__Your task__
In the records below, find each line holding the word "label" and copy it.
[Source data]
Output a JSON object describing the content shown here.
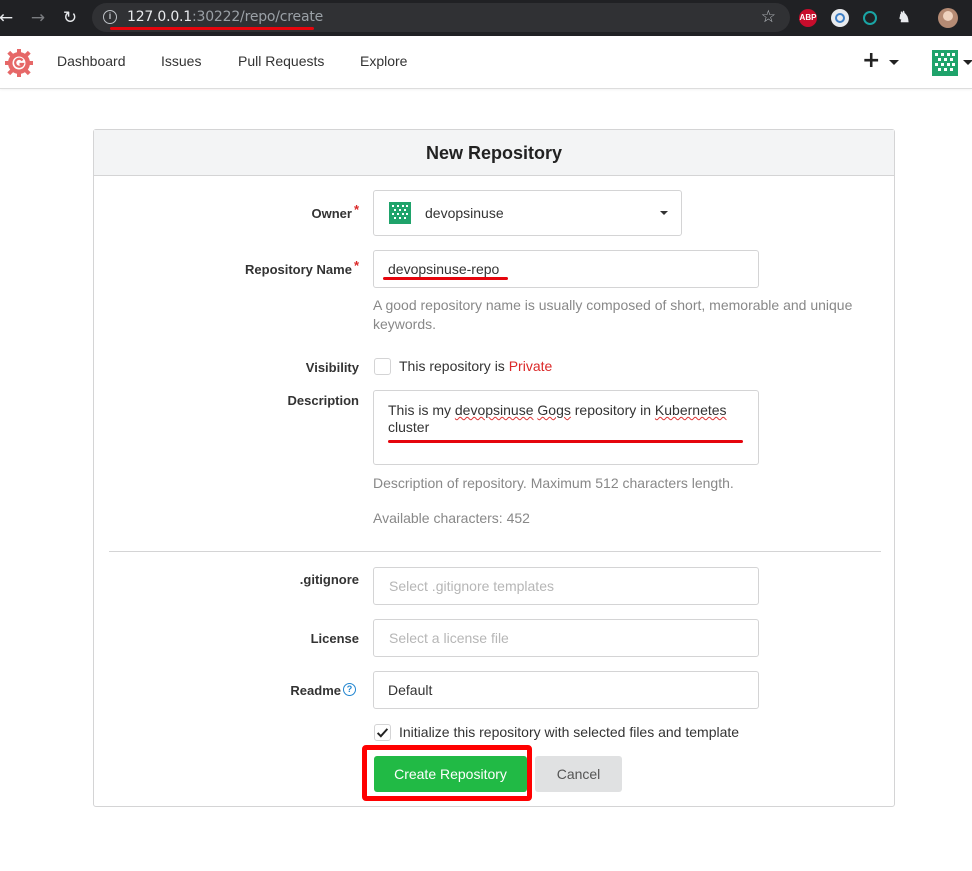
{
  "browser": {
    "url_host": "127.0.0.1",
    "url_rest": ":30222/repo/create",
    "back_icon": "arrow-left-icon",
    "forward_icon": "arrow-right-icon",
    "reload_icon": "reload-icon",
    "extensions": {
      "abp": "ABP"
    }
  },
  "nav": {
    "items": [
      "Dashboard",
      "Issues",
      "Pull Requests",
      "Explore"
    ],
    "plus": "+"
  },
  "form": {
    "title": "New Repository",
    "owner": {
      "label": "Owner",
      "required": "*",
      "value": "devopsinuse"
    },
    "repo_name": {
      "label": "Repository Name",
      "required": "*",
      "value": "devopsinuse-repo",
      "help": "A good repository name is usually composed of short, memorable and unique keywords."
    },
    "visibility": {
      "label": "Visibility",
      "text": "This repository is",
      "private": "Private",
      "checked": false
    },
    "description": {
      "label": "Description",
      "line1_a": "This is my",
      "line1_b": "devopsinuse",
      "line1_c": "Gogs",
      "line1_d": "repository in",
      "line1_e": "Kubernetes",
      "line2": "cluster",
      "help": "Description of repository. Maximum 512 characters length.",
      "available": "Available characters: 452"
    },
    "gitignore": {
      "label": ".gitignore",
      "placeholder": "Select .gitignore templates"
    },
    "license": {
      "label": "License",
      "placeholder": "Select a license file"
    },
    "readme": {
      "label": "Readme",
      "value": "Default"
    },
    "init": {
      "text": "Initialize this repository with selected files and template",
      "checked": true
    },
    "create_button": "Create Repository",
    "cancel_button": "Cancel"
  },
  "colors": {
    "primary": "#21ba45",
    "required": "#db2828",
    "annotation": "#ff0000"
  }
}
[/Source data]
__Solution for this task__
      "label": "Owner",
      "label": "Repository Name",
      "label": "Visibility",
      "label": "Description",
      "label": ".gitignore",
      "label": "License",
      "label": "Readme",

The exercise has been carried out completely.